Your answer must be the records below, reproduced exactly.

** Source information follows **

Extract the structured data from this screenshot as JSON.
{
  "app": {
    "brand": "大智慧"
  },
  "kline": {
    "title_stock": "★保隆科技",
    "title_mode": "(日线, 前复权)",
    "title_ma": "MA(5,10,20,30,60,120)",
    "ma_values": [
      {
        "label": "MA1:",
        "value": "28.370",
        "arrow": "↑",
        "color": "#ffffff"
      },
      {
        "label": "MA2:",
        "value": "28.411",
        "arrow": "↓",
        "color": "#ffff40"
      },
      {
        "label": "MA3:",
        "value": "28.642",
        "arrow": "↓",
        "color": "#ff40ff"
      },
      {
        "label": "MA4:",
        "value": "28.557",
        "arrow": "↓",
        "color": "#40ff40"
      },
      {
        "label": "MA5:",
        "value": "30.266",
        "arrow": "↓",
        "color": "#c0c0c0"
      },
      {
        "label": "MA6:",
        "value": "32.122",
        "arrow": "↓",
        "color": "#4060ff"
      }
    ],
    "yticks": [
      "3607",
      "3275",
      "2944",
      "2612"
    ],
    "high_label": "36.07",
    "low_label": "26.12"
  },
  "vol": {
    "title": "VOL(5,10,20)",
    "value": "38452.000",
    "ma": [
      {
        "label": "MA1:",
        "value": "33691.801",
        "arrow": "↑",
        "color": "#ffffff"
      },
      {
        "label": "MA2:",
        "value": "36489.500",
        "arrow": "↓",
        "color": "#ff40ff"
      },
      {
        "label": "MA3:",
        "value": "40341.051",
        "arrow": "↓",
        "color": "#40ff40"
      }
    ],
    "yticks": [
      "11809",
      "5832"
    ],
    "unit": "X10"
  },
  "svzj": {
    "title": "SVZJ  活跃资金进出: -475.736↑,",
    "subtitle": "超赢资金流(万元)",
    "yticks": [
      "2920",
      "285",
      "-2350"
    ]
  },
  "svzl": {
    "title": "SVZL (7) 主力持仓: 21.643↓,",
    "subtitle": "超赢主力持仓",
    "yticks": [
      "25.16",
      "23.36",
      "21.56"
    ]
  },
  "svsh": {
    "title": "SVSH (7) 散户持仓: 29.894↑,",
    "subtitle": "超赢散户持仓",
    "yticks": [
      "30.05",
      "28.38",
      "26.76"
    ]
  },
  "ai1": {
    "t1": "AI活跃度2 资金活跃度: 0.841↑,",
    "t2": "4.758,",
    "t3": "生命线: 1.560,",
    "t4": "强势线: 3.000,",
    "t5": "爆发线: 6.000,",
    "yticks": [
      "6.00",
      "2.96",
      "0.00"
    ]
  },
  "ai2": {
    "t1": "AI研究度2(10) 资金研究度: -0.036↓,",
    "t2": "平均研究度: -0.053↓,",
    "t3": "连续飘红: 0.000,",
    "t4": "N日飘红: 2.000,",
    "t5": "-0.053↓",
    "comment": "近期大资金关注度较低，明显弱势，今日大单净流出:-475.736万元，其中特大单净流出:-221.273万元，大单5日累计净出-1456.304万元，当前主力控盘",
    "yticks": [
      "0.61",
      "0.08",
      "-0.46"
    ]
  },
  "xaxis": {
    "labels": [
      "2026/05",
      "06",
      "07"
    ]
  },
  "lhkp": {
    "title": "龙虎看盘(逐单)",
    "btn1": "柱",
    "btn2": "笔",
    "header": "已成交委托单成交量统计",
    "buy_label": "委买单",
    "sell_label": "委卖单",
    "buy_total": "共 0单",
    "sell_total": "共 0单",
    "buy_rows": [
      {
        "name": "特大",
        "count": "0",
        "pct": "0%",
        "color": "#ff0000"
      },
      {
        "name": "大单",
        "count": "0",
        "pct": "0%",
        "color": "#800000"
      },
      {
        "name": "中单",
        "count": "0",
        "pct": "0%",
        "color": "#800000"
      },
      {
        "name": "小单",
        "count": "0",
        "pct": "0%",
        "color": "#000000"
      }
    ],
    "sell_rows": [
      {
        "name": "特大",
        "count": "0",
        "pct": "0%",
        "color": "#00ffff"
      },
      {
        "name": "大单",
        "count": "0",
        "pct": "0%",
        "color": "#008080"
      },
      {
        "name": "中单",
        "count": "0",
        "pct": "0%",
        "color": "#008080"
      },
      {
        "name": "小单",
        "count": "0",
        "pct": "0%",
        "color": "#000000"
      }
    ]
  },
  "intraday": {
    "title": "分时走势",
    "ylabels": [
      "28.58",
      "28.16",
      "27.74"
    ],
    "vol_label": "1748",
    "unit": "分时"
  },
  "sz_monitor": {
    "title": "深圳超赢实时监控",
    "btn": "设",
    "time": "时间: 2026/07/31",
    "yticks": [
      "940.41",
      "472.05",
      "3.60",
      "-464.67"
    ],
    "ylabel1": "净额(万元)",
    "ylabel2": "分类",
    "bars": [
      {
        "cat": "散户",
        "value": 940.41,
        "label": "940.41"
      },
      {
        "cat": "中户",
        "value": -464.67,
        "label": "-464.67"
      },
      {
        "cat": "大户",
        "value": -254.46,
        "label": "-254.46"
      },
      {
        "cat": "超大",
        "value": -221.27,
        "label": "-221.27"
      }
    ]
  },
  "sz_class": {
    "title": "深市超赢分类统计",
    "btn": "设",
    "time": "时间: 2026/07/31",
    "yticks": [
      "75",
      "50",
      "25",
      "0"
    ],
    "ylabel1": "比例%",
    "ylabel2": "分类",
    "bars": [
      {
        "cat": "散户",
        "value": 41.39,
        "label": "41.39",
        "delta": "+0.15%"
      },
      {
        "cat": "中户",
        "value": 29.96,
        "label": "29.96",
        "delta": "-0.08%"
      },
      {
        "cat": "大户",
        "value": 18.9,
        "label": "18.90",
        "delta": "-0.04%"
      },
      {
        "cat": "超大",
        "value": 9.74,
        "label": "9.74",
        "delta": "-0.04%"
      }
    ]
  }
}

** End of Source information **

Task result |
Extract the structured data from this screenshot as JSON.
{
  "app": {
    "brand": "大智慧"
  },
  "kline": {
    "title_stock": "★保隆科技",
    "title_mode": "(日线, 前复权)",
    "title_ma": "MA(5,10,20,30,60,120)",
    "ma_values": [
      {
        "label": "MA1:",
        "value": "28.370",
        "arrow": "↑",
        "color": "#ffffff"
      },
      {
        "label": "MA2:",
        "value": "28.411",
        "arrow": "↓",
        "color": "#ffff40"
      },
      {
        "label": "MA3:",
        "value": "28.642",
        "arrow": "↓",
        "color": "#ff40ff"
      },
      {
        "label": "MA4:",
        "value": "28.557",
        "arrow": "↓",
        "color": "#40ff40"
      },
      {
        "label": "MA5:",
        "value": "30.266",
        "arrow": "↓",
        "color": "#c0c0c0"
      },
      {
        "label": "MA6:",
        "value": "32.122",
        "arrow": "↓",
        "color": "#4060ff"
      }
    ],
    "yticks": [
      "3607",
      "3275",
      "2944",
      "2612"
    ],
    "high_label": "36.07",
    "low_label": "26.12"
  },
  "vol": {
    "title": "VOL(5,10,20)",
    "value": "38452.000",
    "ma": [
      {
        "label": "MA1:",
        "value": "33691.801",
        "arrow": "↑",
        "color": "#ffffff"
      },
      {
        "label": "MA2:",
        "value": "36489.500",
        "arrow": "↓",
        "color": "#ff40ff"
      },
      {
        "label": "MA3:",
        "value": "40341.051",
        "arrow": "↓",
        "color": "#40ff40"
      }
    ],
    "yticks": [
      "11809",
      "5832"
    ],
    "unit": "X10"
  },
  "svzj": {
    "title": "SVZJ  活跃资金进出: -475.736↑,",
    "subtitle": "超赢资金流(万元)",
    "yticks": [
      "2920",
      "285",
      "-2350"
    ]
  },
  "svzl": {
    "title": "SVZL (7) 主力持仓: 21.643↓,",
    "subtitle": "超赢主力持仓",
    "yticks": [
      "25.16",
      "23.36",
      "21.56"
    ]
  },
  "svsh": {
    "title": "SVSH (7) 散户持仓: 29.894↑,",
    "subtitle": "超赢散户持仓",
    "yticks": [
      "30.05",
      "28.38",
      "26.76"
    ]
  },
  "ai1": {
    "t1": "AI活跃度2 资金活跃度: 0.841↑,",
    "t2": "4.758,",
    "t3": "生命线: 1.560,",
    "t4": "强势线: 3.000,",
    "t5": "爆发线: 6.000,",
    "yticks": [
      "6.00",
      "2.96",
      "0.00"
    ]
  },
  "ai2": {
    "t1": "AI研究度2(10) 资金研究度: -0.036↓,",
    "t2": "平均研究度: -0.053↓,",
    "t3": "连续飘红: 0.000,",
    "t4": "N日飘红: 2.000,",
    "t5": "-0.053↓",
    "comment": "近期大资金关注度较低，明显弱势，今日大单净流出:-475.736万元，其中特大单净流出:-221.273万元，大单5日累计净出-1456.304万元，当前主力控盘",
    "yticks": [
      "0.61",
      "0.08",
      "-0.46"
    ]
  },
  "xaxis": {
    "labels": [
      "2026/05",
      "06",
      "07"
    ]
  },
  "lhkp": {
    "title": "龙虎看盘(逐单)",
    "btn1": "柱",
    "btn2": "笔",
    "header": "已成交委托单成交量统计",
    "buy_label": "委买单",
    "sell_label": "委卖单",
    "buy_total": "共 0单",
    "sell_total": "共 0单",
    "buy_rows": [
      {
        "name": "特大",
        "count": "0",
        "pct": "0%",
        "color": "#ff0000"
      },
      {
        "name": "大单",
        "count": "0",
        "pct": "0%",
        "color": "#800000"
      },
      {
        "name": "中单",
        "count": "0",
        "pct": "0%",
        "color": "#800000"
      },
      {
        "name": "小单",
        "count": "0",
        "pct": "0%",
        "color": "#000000"
      }
    ],
    "sell_rows": [
      {
        "name": "特大",
        "count": "0",
        "pct": "0%",
        "color": "#00ffff"
      },
      {
        "name": "大单",
        "count": "0",
        "pct": "0%",
        "color": "#008080"
      },
      {
        "name": "中单",
        "count": "0",
        "pct": "0%",
        "color": "#008080"
      },
      {
        "name": "小单",
        "count": "0",
        "pct": "0%",
        "color": "#000000"
      }
    ]
  },
  "intraday": {
    "title": "分时走势",
    "ylabels": [
      "28.58",
      "28.16",
      "27.74"
    ],
    "vol_label": "1748",
    "unit": "分时"
  },
  "sz_monitor": {
    "title": "深圳超赢实时监控",
    "btn": "设",
    "time": "时间: 2026/07/31",
    "yticks": [
      "940.41",
      "472.05",
      "3.60",
      "-464.67"
    ],
    "ylabel1": "净额(万元)",
    "ylabel2": "分类",
    "bars": [
      {
        "cat": "散户",
        "value": 940.41,
        "label": "940.41"
      },
      {
        "cat": "中户",
        "value": -464.67,
        "label": "-464.67"
      },
      {
        "cat": "大户",
        "value": -254.46,
        "label": "-254.46"
      },
      {
        "cat": "超大",
        "value": -221.27,
        "label": "-221.27"
      }
    ]
  },
  "sz_class": {
    "title": "深市超赢分类统计",
    "btn": "设",
    "time": "时间: 2026/07/31",
    "yticks": [
      "75",
      "50",
      "25",
      "0"
    ],
    "ylabel1": "比例%",
    "ylabel2": "分类",
    "bars": [
      {
        "cat": "散户",
        "value": 41.39,
        "label": "41.39",
        "delta": "+0.15%"
      },
      {
        "cat": "中户",
        "value": 29.96,
        "label": "29.96",
        "delta": "-0.08%"
      },
      {
        "cat": "大户",
        "value": 18.9,
        "label": "18.90",
        "delta": "-0.04%"
      },
      {
        "cat": "超大",
        "value": 9.74,
        "label": "9.74",
        "delta": "-0.04%"
      }
    ]
  }
}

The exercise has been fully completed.